Mode-mixity-dependent adhesive contact of a sphere on a plane surface

Julie F. Waters, Pradeep R. Guduru

Abstract

Tangential loading in the presence of adhesion is highly relevant to biological locomotion, but mixed-mode contact of biological materials or similar soft elastomers remains to be well understood. To better capture the effects of dissipation in such contact problems owing to viscoelasticity or irreversible interfacial adhesive processes, a model is developed for the combined adhesive and tangential loading of a rigid sphere on a flat half-space which incorporates a phenomenological model of energy dissipation in the form of increased effective work of adhesion with increasing degree of mode mixity. To verify the model, contact experiments are performed on polydimethylsiloxane (PDMS) samples using a custom-built microtribometer. Measurements of contact area during mixed normal/tangential loading indicate that the strong dependence of the effective work of adhesion upon mode mixity can be captured effectively by the phenomenological model in the regime where the contact area stayed circular and the slip was negligible. Rate effects were seen to be described by a power-law dependence upon the crack front velocity, similar to observations of rate-dependent contact seen for pure normal loading.

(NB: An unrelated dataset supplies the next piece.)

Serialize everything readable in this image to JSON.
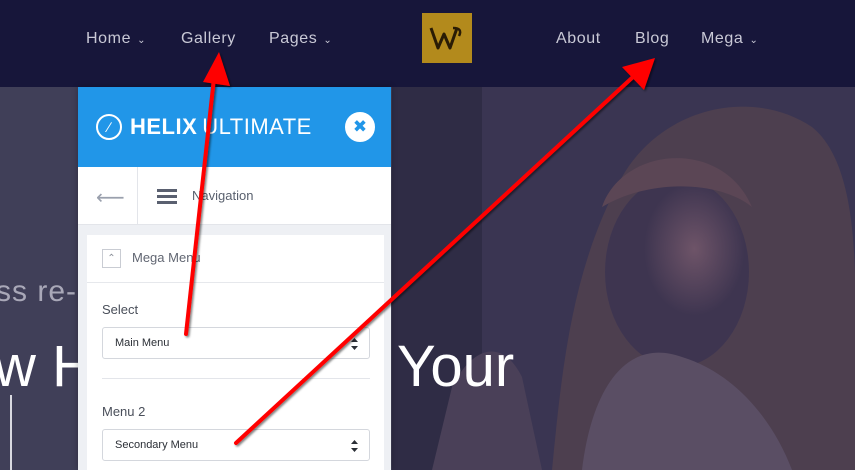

Footnotes

    • Received September 2, 2009.
    • Accepted November 19, 2009.
View Full Text